__YOUR GOAL__. Every line containing "data" should be copied out. Go through the entries and find them.

■ ■ ■

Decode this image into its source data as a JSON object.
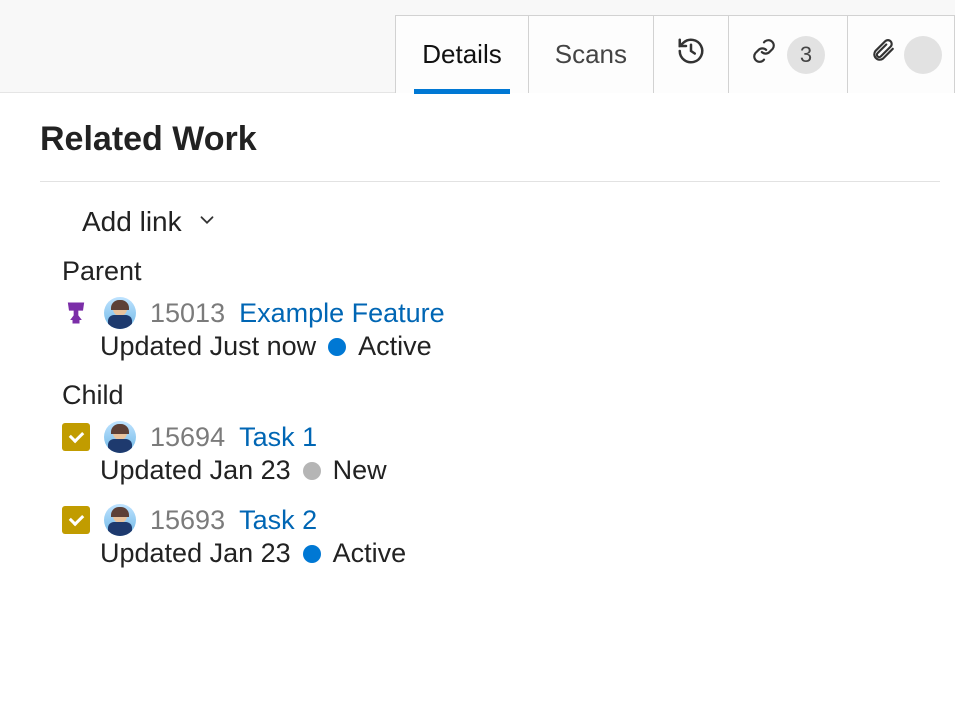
{
  "tabs": {
    "details": "Details",
    "scans": "Scans",
    "links_count": "3"
  },
  "section": {
    "title": "Related Work"
  },
  "addlink": {
    "label": "Add link"
  },
  "groups": {
    "parent": "Parent",
    "child": "Child"
  },
  "items": {
    "parent1": {
      "id": "15013",
      "title": "Example Feature",
      "updated": "Updated Just now",
      "state": "Active"
    },
    "child1": {
      "id": "15694",
      "title": "Task 1",
      "updated": "Updated Jan 23",
      "state": "New"
    },
    "child2": {
      "id": "15693",
      "title": "Task 2",
      "updated": "Updated Jan 23",
      "state": "Active"
    }
  }
}
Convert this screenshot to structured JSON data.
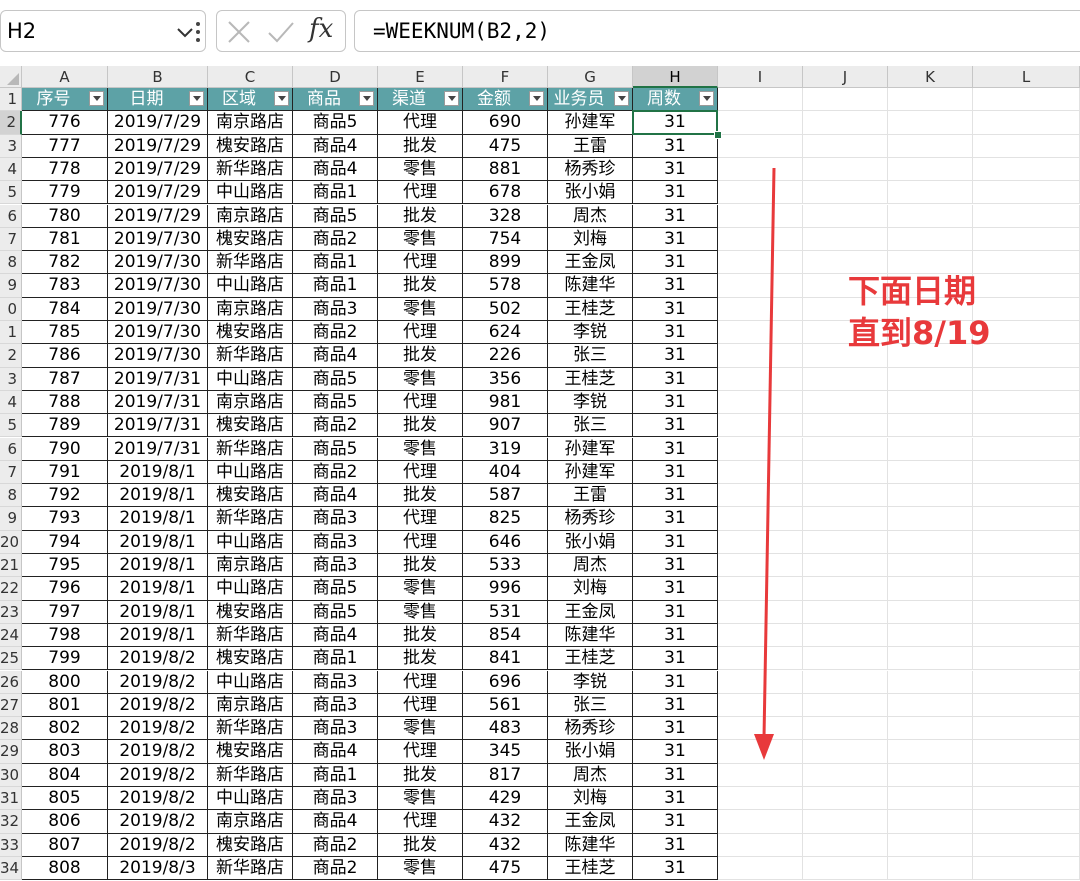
{
  "name_box": "H2",
  "formula": "=WEEKNUM(B2,2)",
  "fx_label": "fx",
  "selected_column": "H",
  "selected_row": "2",
  "column_letters": [
    "A",
    "B",
    "C",
    "D",
    "E",
    "F",
    "G",
    "H",
    "I",
    "J",
    "K",
    "L"
  ],
  "row_labels": [
    "1",
    "2",
    "3",
    "4",
    "5",
    "6",
    "7",
    "8",
    "9",
    "0",
    "1",
    "2",
    "3",
    "4",
    "5",
    "6",
    "7",
    "8",
    "9",
    "20",
    "21",
    "22",
    "23",
    "24",
    "25",
    "26",
    "27",
    "28",
    "29",
    "30",
    "31",
    "32",
    "33",
    "34"
  ],
  "table": {
    "headers": [
      "序号",
      "日期",
      "区域",
      "商品",
      "渠道",
      "金额",
      "业务员",
      "周数"
    ],
    "rows": [
      [
        "776",
        "2019/7/29",
        "南京路店",
        "商品5",
        "代理",
        "690",
        "孙建军",
        "31"
      ],
      [
        "777",
        "2019/7/29",
        "槐安路店",
        "商品4",
        "批发",
        "475",
        "王雷",
        "31"
      ],
      [
        "778",
        "2019/7/29",
        "新华路店",
        "商品4",
        "零售",
        "881",
        "杨秀珍",
        "31"
      ],
      [
        "779",
        "2019/7/29",
        "中山路店",
        "商品1",
        "代理",
        "678",
        "张小娟",
        "31"
      ],
      [
        "780",
        "2019/7/29",
        "南京路店",
        "商品5",
        "批发",
        "328",
        "周杰",
        "31"
      ],
      [
        "781",
        "2019/7/30",
        "槐安路店",
        "商品2",
        "零售",
        "754",
        "刘梅",
        "31"
      ],
      [
        "782",
        "2019/7/30",
        "新华路店",
        "商品1",
        "代理",
        "899",
        "王金凤",
        "31"
      ],
      [
        "783",
        "2019/7/30",
        "中山路店",
        "商品1",
        "批发",
        "578",
        "陈建华",
        "31"
      ],
      [
        "784",
        "2019/7/30",
        "南京路店",
        "商品3",
        "零售",
        "502",
        "王桂芝",
        "31"
      ],
      [
        "785",
        "2019/7/30",
        "槐安路店",
        "商品2",
        "代理",
        "624",
        "李锐",
        "31"
      ],
      [
        "786",
        "2019/7/30",
        "新华路店",
        "商品4",
        "批发",
        "226",
        "张三",
        "31"
      ],
      [
        "787",
        "2019/7/31",
        "中山路店",
        "商品5",
        "零售",
        "356",
        "王桂芝",
        "31"
      ],
      [
        "788",
        "2019/7/31",
        "南京路店",
        "商品5",
        "代理",
        "981",
        "李锐",
        "31"
      ],
      [
        "789",
        "2019/7/31",
        "槐安路店",
        "商品2",
        "批发",
        "907",
        "张三",
        "31"
      ],
      [
        "790",
        "2019/7/31",
        "新华路店",
        "商品5",
        "零售",
        "319",
        "孙建军",
        "31"
      ],
      [
        "791",
        "2019/8/1",
        "中山路店",
        "商品2",
        "代理",
        "404",
        "孙建军",
        "31"
      ],
      [
        "792",
        "2019/8/1",
        "槐安路店",
        "商品4",
        "批发",
        "587",
        "王雷",
        "31"
      ],
      [
        "793",
        "2019/8/1",
        "新华路店",
        "商品3",
        "代理",
        "825",
        "杨秀珍",
        "31"
      ],
      [
        "794",
        "2019/8/1",
        "中山路店",
        "商品3",
        "代理",
        "646",
        "张小娟",
        "31"
      ],
      [
        "795",
        "2019/8/1",
        "南京路店",
        "商品3",
        "批发",
        "533",
        "周杰",
        "31"
      ],
      [
        "796",
        "2019/8/1",
        "中山路店",
        "商品5",
        "零售",
        "996",
        "刘梅",
        "31"
      ],
      [
        "797",
        "2019/8/1",
        "槐安路店",
        "商品5",
        "零售",
        "531",
        "王金凤",
        "31"
      ],
      [
        "798",
        "2019/8/1",
        "新华路店",
        "商品4",
        "批发",
        "854",
        "陈建华",
        "31"
      ],
      [
        "799",
        "2019/8/2",
        "槐安路店",
        "商品1",
        "批发",
        "841",
        "王桂芝",
        "31"
      ],
      [
        "800",
        "2019/8/2",
        "中山路店",
        "商品3",
        "代理",
        "696",
        "李锐",
        "31"
      ],
      [
        "801",
        "2019/8/2",
        "南京路店",
        "商品3",
        "代理",
        "561",
        "张三",
        "31"
      ],
      [
        "802",
        "2019/8/2",
        "新华路店",
        "商品3",
        "零售",
        "483",
        "杨秀珍",
        "31"
      ],
      [
        "803",
        "2019/8/2",
        "槐安路店",
        "商品4",
        "代理",
        "345",
        "张小娟",
        "31"
      ],
      [
        "804",
        "2019/8/2",
        "新华路店",
        "商品1",
        "批发",
        "817",
        "周杰",
        "31"
      ],
      [
        "805",
        "2019/8/2",
        "中山路店",
        "商品3",
        "零售",
        "429",
        "刘梅",
        "31"
      ],
      [
        "806",
        "2019/8/2",
        "南京路店",
        "商品4",
        "代理",
        "432",
        "王金凤",
        "31"
      ],
      [
        "807",
        "2019/8/2",
        "槐安路店",
        "商品2",
        "批发",
        "432",
        "陈建华",
        "31"
      ],
      [
        "808",
        "2019/8/3",
        "新华路店",
        "商品2",
        "零售",
        "475",
        "王桂芝",
        "31"
      ]
    ]
  },
  "annotation": {
    "line1": "下面日期",
    "line2": "直到8/19",
    "color": "#e8393b"
  },
  "colors": {
    "header_fill": "#5da2a6",
    "selection": "#217346"
  }
}
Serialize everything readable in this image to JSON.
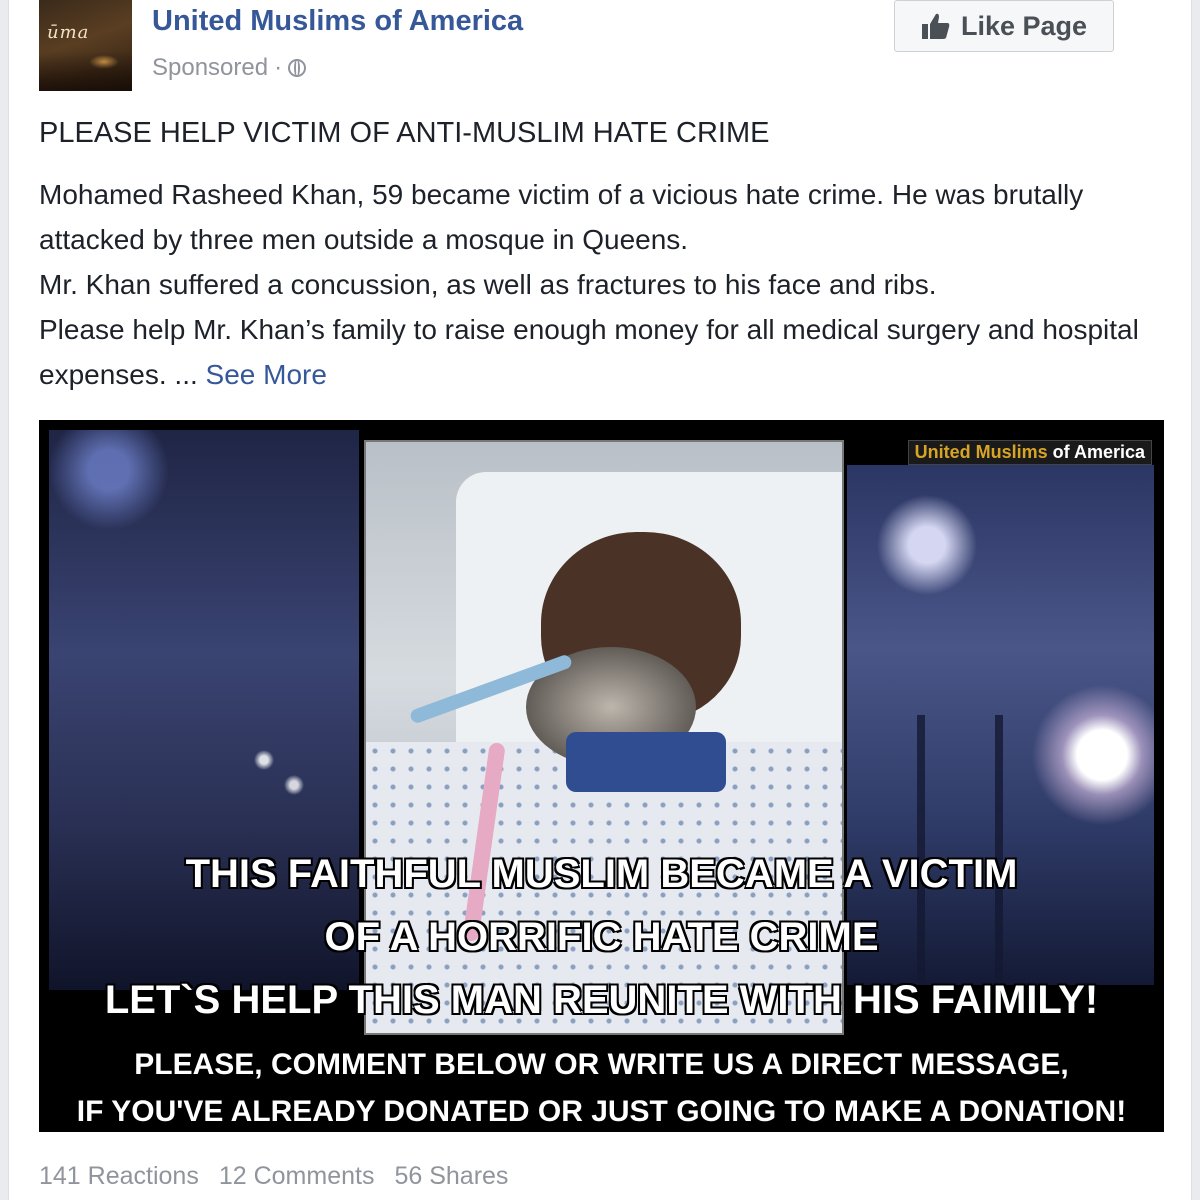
{
  "post": {
    "page_name": "United Muslims of America",
    "sponsored": "Sponsored",
    "separator": "·",
    "privacy_icon": "globe-icon",
    "like_button": "Like Page",
    "like_icon": "thumbs-up-icon",
    "headline": "PLEASE HELP VICTIM OF ANTI-MUSLIM HATE CRIME",
    "body": {
      "p1": "Mohamed Rasheed Khan, 59 became victim of a vicious hate crime. He was brutally attacked by three men outside a mosque in Queens.",
      "p2": "Mr. Khan suffered a concussion, as well as fractures to his face and ribs.",
      "p3": "Please help Mr. Khan’s family to raise enough money for all medical surgery and hospital expenses. ...",
      "see_more": "See More"
    },
    "image": {
      "watermark_part1": "United Muslims",
      "watermark_part2": " of America",
      "line1": "THIS FAITHFUL MUSLIM BECAME A VICTIM",
      "line2": "OF A HORRIFIC HATE CRIME",
      "line3": "LET`S HELP THIS MAN REUNITE WITH HIS FAIMILY!",
      "line4": "PLEASE, COMMENT BELOW OR WRITE US A DIRECT MESSAGE,",
      "line5": "IF YOU'VE ALREADY DONATED OR JUST GOING TO MAKE A DONATION!"
    },
    "stats": {
      "reactions": "141 Reactions",
      "comments": "12 Comments",
      "shares": "56 Shares"
    }
  },
  "colors": {
    "link_blue": "#365899",
    "meta_gray": "#90949c",
    "text": "#1d2129",
    "watermark_gold": "#d8a426"
  }
}
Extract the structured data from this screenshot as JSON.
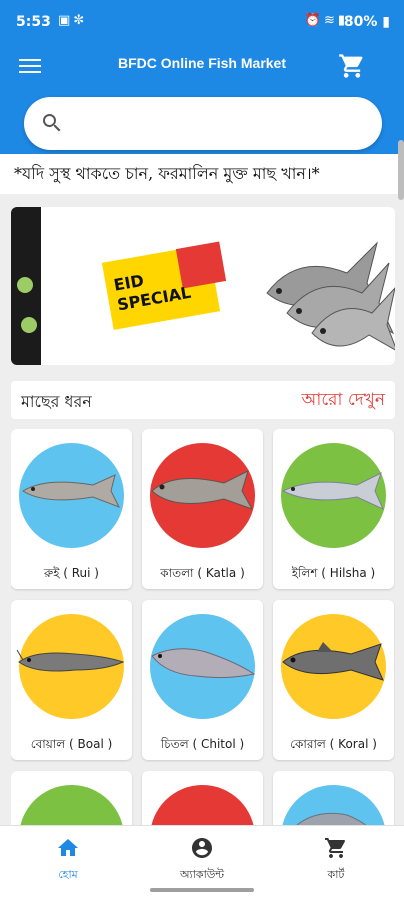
{
  "status_bar": {
    "time": "5:53",
    "battery": "80%",
    "left_icons": [
      "photo-icon",
      "settings-icon"
    ],
    "right_icons": [
      "alarm-icon",
      "wifi-icon",
      "signal-icon",
      "battery-icon"
    ]
  },
  "app_bar": {
    "title": "BFDC Online Fish Market",
    "menu_icon": "menu-icon",
    "cart_icon": "cart-icon"
  },
  "search": {
    "placeholder": "",
    "value": ""
  },
  "marquee": "*যদি সুস্থ থাকতে চান, ফরমালিন মুক্ত মাছ খান।*",
  "banner": {
    "lines": [
      "EID",
      "SPECIAL"
    ]
  },
  "section": {
    "title": "মাছের ধরন",
    "more": "আরো দেখুন"
  },
  "fish_types": [
    {
      "label": "রুই ( Rui )",
      "color": "#5ec3ef"
    },
    {
      "label": "কাতলা ( Katla )",
      "color": "#e53935"
    },
    {
      "label": "ইলিশ ( Hilsha )",
      "color": "#7cc142"
    },
    {
      "label": "বোয়াল ( Boal )",
      "color": "#ffc928"
    },
    {
      "label": "চিতল ( Chitol )",
      "color": "#5ec3ef"
    },
    {
      "label": "কোরাল ( Koral )",
      "color": "#ffc928"
    },
    {
      "label": "",
      "color": "#7cc142"
    },
    {
      "label": "",
      "color": "#e53935"
    },
    {
      "label": "",
      "color": "#5ec3ef"
    }
  ],
  "bottom_nav": {
    "items": [
      {
        "label": "হোম",
        "icon": "home-icon",
        "active": true
      },
      {
        "label": "অ্যাকাউন্ট",
        "icon": "account-icon",
        "active": false
      },
      {
        "label": "কার্ট",
        "icon": "cart-icon",
        "active": false
      }
    ]
  },
  "colors": {
    "primary": "#1e88e5",
    "accent_red": "#e53935",
    "background": "#eeeeee"
  }
}
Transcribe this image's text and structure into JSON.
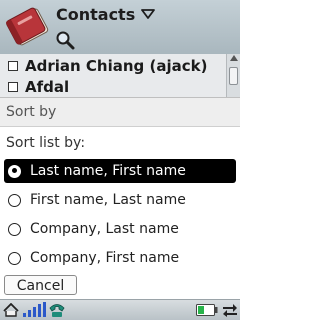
{
  "header": {
    "title": "Contacts",
    "app_icon": "contacts-book-icon",
    "dropdown_icon": "triangle-down-icon",
    "search_icon": "magnifier-icon"
  },
  "contacts": [
    {
      "name": "Adrian Chiang (ajack)"
    },
    {
      "name": "Afdal"
    }
  ],
  "dialog": {
    "title": "Sort by",
    "prompt": "Sort list by:",
    "options": [
      {
        "label": "Last name, First name",
        "selected": true
      },
      {
        "label": "First name, Last name",
        "selected": false
      },
      {
        "label": "Company, Last name",
        "selected": false
      },
      {
        "label": "Company, First name",
        "selected": false
      }
    ],
    "cancel_label": "Cancel"
  },
  "statusbar": {
    "icons": [
      "home-icon",
      "signal-strength-icon",
      "phone-icon",
      "battery-icon",
      "transfer-arrows-icon"
    ]
  },
  "colors": {
    "header_bg": "#b6c2c8",
    "selection_bg": "#000000",
    "book_red": "#b33232"
  }
}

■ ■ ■

__YOUR RESPONSE__.
Decode this image into its source data as a JSON object.
Convert this screenshot to structured JSON data.
Extract the structured data from this screenshot as JSON.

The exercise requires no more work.